## Required action:
Determine how many lines below contain the string "title" and give that number without anything else.

## Data provided:
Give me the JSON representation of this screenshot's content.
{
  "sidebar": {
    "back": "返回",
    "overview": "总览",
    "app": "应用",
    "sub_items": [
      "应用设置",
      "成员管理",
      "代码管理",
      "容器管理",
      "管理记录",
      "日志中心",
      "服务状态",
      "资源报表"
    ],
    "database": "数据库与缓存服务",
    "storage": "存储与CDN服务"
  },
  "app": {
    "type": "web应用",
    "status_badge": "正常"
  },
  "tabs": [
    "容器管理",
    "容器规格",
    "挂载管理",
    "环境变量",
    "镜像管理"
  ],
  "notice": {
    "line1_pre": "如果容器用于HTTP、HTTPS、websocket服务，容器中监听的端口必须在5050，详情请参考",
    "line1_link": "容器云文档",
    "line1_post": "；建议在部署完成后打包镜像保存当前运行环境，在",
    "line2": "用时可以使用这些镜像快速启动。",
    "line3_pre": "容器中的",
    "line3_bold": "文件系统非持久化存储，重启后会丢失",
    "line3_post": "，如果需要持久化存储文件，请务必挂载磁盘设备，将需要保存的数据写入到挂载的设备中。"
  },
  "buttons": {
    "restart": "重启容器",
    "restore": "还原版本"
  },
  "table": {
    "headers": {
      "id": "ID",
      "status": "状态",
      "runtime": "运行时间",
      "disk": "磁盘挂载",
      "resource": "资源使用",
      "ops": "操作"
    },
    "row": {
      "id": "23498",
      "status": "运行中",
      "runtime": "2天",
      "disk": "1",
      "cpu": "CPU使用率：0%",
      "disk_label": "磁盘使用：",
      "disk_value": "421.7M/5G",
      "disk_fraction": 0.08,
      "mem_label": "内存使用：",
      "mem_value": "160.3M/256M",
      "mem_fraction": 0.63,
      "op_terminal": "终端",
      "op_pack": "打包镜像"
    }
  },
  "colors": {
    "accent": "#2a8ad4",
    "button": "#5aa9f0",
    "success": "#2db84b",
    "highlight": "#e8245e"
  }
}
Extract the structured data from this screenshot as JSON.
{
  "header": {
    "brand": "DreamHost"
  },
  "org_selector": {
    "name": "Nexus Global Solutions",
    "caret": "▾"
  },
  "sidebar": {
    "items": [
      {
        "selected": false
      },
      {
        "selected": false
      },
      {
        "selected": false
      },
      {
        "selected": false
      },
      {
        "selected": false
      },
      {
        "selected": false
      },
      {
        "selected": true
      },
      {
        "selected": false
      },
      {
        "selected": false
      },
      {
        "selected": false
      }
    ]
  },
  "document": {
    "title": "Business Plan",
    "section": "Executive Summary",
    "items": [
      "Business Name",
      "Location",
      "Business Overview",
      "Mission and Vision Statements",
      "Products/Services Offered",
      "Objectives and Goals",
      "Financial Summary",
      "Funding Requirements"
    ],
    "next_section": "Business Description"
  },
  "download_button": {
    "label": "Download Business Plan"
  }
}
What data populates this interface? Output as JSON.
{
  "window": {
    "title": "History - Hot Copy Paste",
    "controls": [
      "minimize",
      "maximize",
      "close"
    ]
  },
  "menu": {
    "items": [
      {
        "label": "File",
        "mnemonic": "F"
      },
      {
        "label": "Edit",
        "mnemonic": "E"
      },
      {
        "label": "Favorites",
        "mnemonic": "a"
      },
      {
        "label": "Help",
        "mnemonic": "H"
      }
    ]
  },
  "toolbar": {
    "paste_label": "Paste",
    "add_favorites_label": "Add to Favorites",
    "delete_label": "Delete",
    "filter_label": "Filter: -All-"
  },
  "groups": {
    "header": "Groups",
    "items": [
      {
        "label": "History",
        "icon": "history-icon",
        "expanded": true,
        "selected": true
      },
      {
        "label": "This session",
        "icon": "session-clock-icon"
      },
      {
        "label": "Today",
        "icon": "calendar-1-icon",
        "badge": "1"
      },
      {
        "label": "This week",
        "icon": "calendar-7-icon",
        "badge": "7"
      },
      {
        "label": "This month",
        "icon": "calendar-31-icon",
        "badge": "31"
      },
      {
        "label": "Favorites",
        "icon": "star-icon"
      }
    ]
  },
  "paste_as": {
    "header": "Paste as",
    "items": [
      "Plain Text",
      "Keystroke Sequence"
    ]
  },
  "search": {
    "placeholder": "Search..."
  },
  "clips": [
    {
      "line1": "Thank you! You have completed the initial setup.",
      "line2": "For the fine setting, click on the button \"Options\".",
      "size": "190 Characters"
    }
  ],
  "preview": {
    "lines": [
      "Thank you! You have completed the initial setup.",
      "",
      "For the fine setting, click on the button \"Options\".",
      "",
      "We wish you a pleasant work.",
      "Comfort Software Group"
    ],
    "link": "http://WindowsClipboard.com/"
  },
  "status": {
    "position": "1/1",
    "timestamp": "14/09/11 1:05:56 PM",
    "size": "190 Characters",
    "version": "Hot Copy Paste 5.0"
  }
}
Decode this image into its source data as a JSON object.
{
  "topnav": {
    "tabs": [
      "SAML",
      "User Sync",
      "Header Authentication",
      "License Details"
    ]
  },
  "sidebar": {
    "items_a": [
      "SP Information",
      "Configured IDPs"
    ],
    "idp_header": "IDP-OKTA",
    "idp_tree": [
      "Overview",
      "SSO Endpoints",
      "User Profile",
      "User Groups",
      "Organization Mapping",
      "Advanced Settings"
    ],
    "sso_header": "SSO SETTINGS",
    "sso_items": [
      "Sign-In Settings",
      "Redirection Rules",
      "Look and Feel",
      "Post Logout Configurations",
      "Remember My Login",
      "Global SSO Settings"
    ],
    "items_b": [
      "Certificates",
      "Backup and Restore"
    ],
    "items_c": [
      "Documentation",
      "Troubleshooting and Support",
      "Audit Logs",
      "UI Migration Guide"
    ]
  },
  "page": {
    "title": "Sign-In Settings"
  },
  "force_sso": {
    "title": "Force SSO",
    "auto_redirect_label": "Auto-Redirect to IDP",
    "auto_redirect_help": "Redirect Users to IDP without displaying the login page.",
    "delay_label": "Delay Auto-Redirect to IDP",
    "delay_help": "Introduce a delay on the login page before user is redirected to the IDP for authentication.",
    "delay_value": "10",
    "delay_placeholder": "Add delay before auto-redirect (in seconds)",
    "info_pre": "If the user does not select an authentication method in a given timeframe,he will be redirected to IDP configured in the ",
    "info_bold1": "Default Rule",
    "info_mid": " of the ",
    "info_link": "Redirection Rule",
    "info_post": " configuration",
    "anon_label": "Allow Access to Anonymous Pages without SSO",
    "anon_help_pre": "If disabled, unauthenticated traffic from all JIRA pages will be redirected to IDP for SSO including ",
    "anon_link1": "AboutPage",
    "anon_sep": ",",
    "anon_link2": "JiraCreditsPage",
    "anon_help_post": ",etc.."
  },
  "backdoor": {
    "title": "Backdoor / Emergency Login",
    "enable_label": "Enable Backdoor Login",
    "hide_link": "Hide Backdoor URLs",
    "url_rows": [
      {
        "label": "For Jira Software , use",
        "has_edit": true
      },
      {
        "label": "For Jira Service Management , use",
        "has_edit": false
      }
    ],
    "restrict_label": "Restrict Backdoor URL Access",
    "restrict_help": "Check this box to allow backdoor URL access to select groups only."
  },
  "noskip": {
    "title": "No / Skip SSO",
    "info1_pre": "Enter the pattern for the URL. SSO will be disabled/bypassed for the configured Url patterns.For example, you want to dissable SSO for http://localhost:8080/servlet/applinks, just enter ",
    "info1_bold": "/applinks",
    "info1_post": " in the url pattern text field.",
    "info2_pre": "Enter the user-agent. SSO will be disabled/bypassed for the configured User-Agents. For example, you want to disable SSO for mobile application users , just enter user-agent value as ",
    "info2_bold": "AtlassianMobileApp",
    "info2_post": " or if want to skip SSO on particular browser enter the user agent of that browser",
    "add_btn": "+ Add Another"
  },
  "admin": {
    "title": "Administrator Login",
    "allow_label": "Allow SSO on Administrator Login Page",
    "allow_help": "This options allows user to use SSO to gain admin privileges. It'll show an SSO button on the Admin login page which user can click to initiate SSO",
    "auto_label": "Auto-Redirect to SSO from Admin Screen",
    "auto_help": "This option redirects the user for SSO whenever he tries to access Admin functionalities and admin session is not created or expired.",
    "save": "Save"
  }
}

## Result of this task:
7